→ TRY IT
Provide a verbatim copy of all the records below, leaving the images out.

→ INFORMATION SHOWN
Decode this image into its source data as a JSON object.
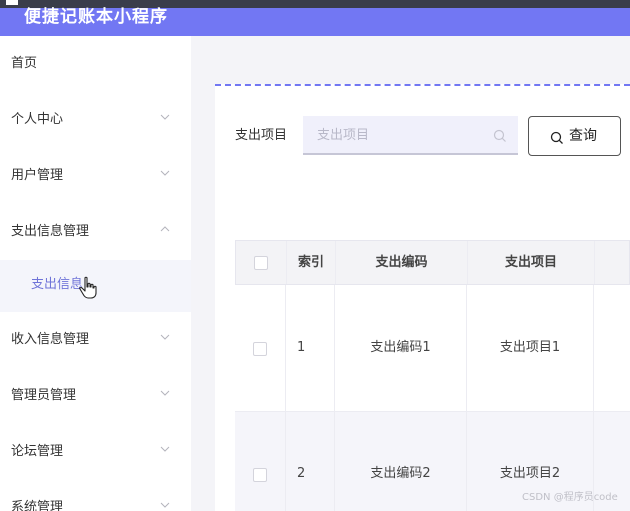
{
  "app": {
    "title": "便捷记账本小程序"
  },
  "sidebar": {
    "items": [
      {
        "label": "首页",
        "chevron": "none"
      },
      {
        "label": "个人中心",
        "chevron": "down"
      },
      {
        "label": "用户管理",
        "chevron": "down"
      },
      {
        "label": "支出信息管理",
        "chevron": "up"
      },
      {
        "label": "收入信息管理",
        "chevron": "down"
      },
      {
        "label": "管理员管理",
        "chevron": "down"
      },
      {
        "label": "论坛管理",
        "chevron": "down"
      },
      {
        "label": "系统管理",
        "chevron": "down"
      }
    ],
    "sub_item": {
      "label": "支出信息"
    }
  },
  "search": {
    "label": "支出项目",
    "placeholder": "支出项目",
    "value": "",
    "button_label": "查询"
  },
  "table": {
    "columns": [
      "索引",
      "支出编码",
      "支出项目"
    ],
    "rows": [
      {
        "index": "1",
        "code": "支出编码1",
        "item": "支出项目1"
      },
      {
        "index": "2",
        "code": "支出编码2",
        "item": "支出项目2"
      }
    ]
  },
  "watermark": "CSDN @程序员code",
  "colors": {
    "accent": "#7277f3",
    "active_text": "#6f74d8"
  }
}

→ RESULT OF THE TASK
Decode this image into its source data as a JSON object.
{
  "app": {
    "title": "便捷记账本小程序"
  },
  "sidebar": {
    "items": [
      {
        "label": "首页",
        "chevron": "none"
      },
      {
        "label": "个人中心",
        "chevron": "down"
      },
      {
        "label": "用户管理",
        "chevron": "down"
      },
      {
        "label": "支出信息管理",
        "chevron": "up"
      },
      {
        "label": "收入信息管理",
        "chevron": "down"
      },
      {
        "label": "管理员管理",
        "chevron": "down"
      },
      {
        "label": "论坛管理",
        "chevron": "down"
      },
      {
        "label": "系统管理",
        "chevron": "down"
      }
    ],
    "sub_item": {
      "label": "支出信息"
    }
  },
  "search": {
    "label": "支出项目",
    "placeholder": "支出项目",
    "value": "",
    "button_label": "查询"
  },
  "table": {
    "columns": [
      "索引",
      "支出编码",
      "支出项目"
    ],
    "rows": [
      {
        "index": "1",
        "code": "支出编码1",
        "item": "支出项目1"
      },
      {
        "index": "2",
        "code": "支出编码2",
        "item": "支出项目2"
      }
    ]
  },
  "watermark": "CSDN @程序员code",
  "colors": {
    "accent": "#7277f3",
    "active_text": "#6f74d8"
  }
}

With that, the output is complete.